What Proportion of New Tuberculosis Patients Has a History of Household Tuberculosis Exposure? A Cross-Sectional Study from Udupi District, South India
journal contributionposted on 2019-01-01, 00:00 authored by Chidananda Sanju SV, Nikhil Srinivasapura Venkateshmurthy, Divya Nair, Vrinda Hari Ankolekar, Ajay MV Kumar

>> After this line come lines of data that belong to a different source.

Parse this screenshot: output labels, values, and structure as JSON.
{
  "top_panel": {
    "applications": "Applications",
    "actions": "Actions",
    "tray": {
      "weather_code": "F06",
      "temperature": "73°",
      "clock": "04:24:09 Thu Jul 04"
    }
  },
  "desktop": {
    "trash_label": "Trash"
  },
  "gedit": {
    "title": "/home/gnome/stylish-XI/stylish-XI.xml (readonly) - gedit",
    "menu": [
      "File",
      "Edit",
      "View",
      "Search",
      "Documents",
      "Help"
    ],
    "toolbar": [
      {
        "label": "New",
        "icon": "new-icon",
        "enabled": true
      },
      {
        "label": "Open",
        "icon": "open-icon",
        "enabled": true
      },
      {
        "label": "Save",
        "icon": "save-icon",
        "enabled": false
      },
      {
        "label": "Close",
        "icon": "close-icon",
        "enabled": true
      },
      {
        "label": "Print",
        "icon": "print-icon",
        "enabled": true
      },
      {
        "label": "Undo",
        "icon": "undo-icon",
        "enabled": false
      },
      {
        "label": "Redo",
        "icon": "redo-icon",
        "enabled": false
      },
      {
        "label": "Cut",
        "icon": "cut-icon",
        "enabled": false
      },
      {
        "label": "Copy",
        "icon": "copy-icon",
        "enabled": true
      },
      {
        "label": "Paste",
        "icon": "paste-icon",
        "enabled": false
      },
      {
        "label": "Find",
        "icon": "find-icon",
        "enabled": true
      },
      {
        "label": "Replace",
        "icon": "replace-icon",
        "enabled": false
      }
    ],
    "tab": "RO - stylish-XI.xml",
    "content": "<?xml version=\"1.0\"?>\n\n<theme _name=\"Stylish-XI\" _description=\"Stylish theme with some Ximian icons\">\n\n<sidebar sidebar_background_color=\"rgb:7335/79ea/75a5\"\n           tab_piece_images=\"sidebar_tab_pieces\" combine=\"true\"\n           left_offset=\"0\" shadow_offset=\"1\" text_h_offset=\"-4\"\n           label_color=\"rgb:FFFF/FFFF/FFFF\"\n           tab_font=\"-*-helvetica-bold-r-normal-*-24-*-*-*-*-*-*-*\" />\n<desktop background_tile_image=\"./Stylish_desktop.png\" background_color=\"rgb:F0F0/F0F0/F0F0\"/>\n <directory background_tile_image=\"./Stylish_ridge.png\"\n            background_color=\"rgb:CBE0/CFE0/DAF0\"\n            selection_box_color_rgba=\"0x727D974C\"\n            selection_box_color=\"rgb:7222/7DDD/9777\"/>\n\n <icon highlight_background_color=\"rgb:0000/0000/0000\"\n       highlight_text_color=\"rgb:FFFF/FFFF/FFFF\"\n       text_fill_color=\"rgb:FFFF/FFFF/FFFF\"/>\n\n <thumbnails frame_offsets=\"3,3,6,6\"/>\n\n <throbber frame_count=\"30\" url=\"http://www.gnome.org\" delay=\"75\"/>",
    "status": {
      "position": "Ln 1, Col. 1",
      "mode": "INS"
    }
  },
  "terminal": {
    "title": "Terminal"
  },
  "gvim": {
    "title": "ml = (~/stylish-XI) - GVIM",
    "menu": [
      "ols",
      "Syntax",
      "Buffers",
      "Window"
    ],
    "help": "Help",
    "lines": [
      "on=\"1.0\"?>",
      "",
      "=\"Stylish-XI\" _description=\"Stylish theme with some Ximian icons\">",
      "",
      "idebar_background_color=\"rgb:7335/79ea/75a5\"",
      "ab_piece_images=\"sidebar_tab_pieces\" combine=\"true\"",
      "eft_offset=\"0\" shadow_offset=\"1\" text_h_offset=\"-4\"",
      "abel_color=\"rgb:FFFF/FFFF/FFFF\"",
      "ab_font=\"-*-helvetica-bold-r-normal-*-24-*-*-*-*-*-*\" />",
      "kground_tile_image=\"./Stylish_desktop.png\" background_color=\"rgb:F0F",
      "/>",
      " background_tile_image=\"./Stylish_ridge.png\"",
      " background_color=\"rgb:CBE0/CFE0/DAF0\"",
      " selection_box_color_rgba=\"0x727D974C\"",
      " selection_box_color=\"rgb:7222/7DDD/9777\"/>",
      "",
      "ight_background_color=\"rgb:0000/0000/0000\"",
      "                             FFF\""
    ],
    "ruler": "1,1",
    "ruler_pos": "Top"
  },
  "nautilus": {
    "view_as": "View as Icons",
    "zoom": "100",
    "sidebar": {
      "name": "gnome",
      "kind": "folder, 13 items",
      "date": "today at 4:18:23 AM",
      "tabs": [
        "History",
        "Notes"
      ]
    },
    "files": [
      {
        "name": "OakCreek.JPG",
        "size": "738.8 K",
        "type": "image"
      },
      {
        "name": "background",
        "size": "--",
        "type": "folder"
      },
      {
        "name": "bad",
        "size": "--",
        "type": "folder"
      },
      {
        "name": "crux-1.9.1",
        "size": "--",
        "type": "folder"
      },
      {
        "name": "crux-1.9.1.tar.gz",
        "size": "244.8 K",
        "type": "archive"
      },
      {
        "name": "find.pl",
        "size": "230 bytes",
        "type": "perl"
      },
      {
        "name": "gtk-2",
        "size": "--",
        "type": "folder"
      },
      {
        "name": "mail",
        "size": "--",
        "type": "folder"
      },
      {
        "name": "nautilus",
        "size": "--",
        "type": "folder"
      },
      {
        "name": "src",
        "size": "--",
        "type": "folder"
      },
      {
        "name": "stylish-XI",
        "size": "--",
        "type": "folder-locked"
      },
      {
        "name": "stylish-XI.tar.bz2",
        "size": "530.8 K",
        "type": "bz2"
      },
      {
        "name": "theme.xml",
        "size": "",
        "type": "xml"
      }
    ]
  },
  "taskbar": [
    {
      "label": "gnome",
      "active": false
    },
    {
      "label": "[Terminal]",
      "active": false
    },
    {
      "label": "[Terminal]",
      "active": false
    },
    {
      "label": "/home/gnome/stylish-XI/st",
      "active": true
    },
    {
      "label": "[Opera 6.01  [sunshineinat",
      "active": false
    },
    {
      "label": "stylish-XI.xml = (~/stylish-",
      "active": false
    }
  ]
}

While tuberculosis (TB) preventive therapy among household contacts is effective at an individual level, its population-level impact on reducing TB incidence has been unclear. In this study, we aimed to assess, among the new tuberculosis patients started on treatment between 1 October, 2018 and 30 June, 2019 in the public health facilities of Udupi district (South India): i) the proportion with a ‘history of household TB exposure’ and ii) sociodemographic and clinical factors associated with it. We conducted a cross-sectional study involving record review and patient interviews. Of 565 TB patients, 273(48%) were interviewed. Of them, 71(26%, 95% CI: 21%–32%) patients had a ‘history of household TB exposure (ever)’ with about half exposed in the past five years of diagnosis. Considering a new TB case as a proxy for incident TB, and ‘history of household TB exposure’ a proxy for household transmission, and assuming 100% effectiveness of preventive therapy, we may infer that a maximum of 26% of the incident cases can be prevented by giving preventive therapy to all household contacts of TB patients. In multivariable analysis, females and tobacco users had a significantly higher prevalence of household TB exposure. If there are resource constraints, these subgroups may be prioritized.